# $2$ equal improper integrals but one integral converges absolutely other is not

I can show by parts
$$\int_{0}^{\infty}\frac{\cos x}{1+x}dx=\int_{0}^{\infty}\frac{\sin x}{(1+x)^2}dx$$.
But How to argue that one of them is converging absolutely and other is not?
Is it possible to argue using integral test ? like $\int_{0}^{\infty}\frac{\sin x}{(1+x)^2}dx$ $\leq \int_{0}^{\infty}\frac{|\sin x|}{(1+x)^2}dx$ which is convergent by integral test as $\sum_{i=0}^{\infty} \frac{1}{(1+x)^2}$ is convergent .
Or there is other way to show .Any Help will be appreciated

• Note: Just because two integrals have an equal answer, does not mean that both integrals have to be absolute convergent... May 29, 2018 at 22:22
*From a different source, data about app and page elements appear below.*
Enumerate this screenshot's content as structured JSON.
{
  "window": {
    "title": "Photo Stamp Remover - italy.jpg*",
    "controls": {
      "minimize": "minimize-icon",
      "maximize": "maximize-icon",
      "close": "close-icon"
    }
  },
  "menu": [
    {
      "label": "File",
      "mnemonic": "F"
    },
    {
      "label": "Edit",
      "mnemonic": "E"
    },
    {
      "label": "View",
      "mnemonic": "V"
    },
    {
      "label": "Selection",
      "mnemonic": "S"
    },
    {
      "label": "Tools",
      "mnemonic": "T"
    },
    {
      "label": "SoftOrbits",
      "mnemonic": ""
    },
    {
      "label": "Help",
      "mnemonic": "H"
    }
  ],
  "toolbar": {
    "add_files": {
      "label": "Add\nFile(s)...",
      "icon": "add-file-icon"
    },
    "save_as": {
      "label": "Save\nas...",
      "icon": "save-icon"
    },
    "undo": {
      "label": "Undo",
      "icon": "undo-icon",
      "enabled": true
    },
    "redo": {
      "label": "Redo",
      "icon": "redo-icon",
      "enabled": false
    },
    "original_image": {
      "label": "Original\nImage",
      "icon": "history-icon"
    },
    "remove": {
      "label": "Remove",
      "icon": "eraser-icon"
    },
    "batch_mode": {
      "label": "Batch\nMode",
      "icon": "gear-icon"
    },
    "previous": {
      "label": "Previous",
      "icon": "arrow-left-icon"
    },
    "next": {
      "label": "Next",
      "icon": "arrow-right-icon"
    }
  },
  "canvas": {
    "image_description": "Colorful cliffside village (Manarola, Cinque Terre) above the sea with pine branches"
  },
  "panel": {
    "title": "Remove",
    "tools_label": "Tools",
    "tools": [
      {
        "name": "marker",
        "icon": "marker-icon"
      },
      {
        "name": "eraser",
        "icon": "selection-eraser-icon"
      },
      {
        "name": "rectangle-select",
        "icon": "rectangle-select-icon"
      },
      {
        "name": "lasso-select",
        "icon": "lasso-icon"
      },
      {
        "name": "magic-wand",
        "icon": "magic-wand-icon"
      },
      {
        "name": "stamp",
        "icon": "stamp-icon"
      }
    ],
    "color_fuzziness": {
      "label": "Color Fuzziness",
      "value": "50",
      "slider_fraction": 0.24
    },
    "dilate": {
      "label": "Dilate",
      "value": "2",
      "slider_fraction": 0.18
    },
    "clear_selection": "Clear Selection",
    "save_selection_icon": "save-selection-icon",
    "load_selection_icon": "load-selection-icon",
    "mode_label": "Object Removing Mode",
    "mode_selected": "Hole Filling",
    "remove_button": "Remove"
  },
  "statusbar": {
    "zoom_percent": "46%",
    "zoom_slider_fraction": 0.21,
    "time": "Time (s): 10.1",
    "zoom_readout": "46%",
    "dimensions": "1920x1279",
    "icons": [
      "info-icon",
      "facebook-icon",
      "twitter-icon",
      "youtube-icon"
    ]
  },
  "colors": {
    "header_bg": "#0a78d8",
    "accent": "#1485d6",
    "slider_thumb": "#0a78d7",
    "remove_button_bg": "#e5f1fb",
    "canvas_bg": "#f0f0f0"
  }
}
The second integrand has absolute value bounded by $1/(1+x)^2$ which has a finite integral. On the other side one has absolute value $$\frac{|\cos x|}{1+x}.$$ The numerator has period $\pi$, so that $$\int_{n\pi}^{(n+1)\pi}\frac{|\cos x|}{1+x}\,dx \ge\frac1{1+(n+1)\pi}\int_{n\pi}^{(n+1)\pi}|\cos x|\,dx =\frac{A}{1+(n+1)\pi}$$ where $$A=\int_0^\pi|\cos x|\,dx>0.$$ So $$\int_0^\infty\frac{|\cos x|}{1+x}\,dx\ge\sum_{n=0}^\infty \frac A{1+(n+1)\pi}$$ which is a divergent series.
An alternative approach: the absolute convergence of $\int_{0}^{+\infty}\frac{\sin(x)}{(x+1)^2}\,dx$ is trivial, but the function $\left|\cos x\right|$ has a positive mean value ($\frac{2}{\pi}$), hence the integral $\int_{0}^{+\infty}\frac{\cos x}{x+1}\,dx$ is not absolutely convergent by Kronecker's lemma.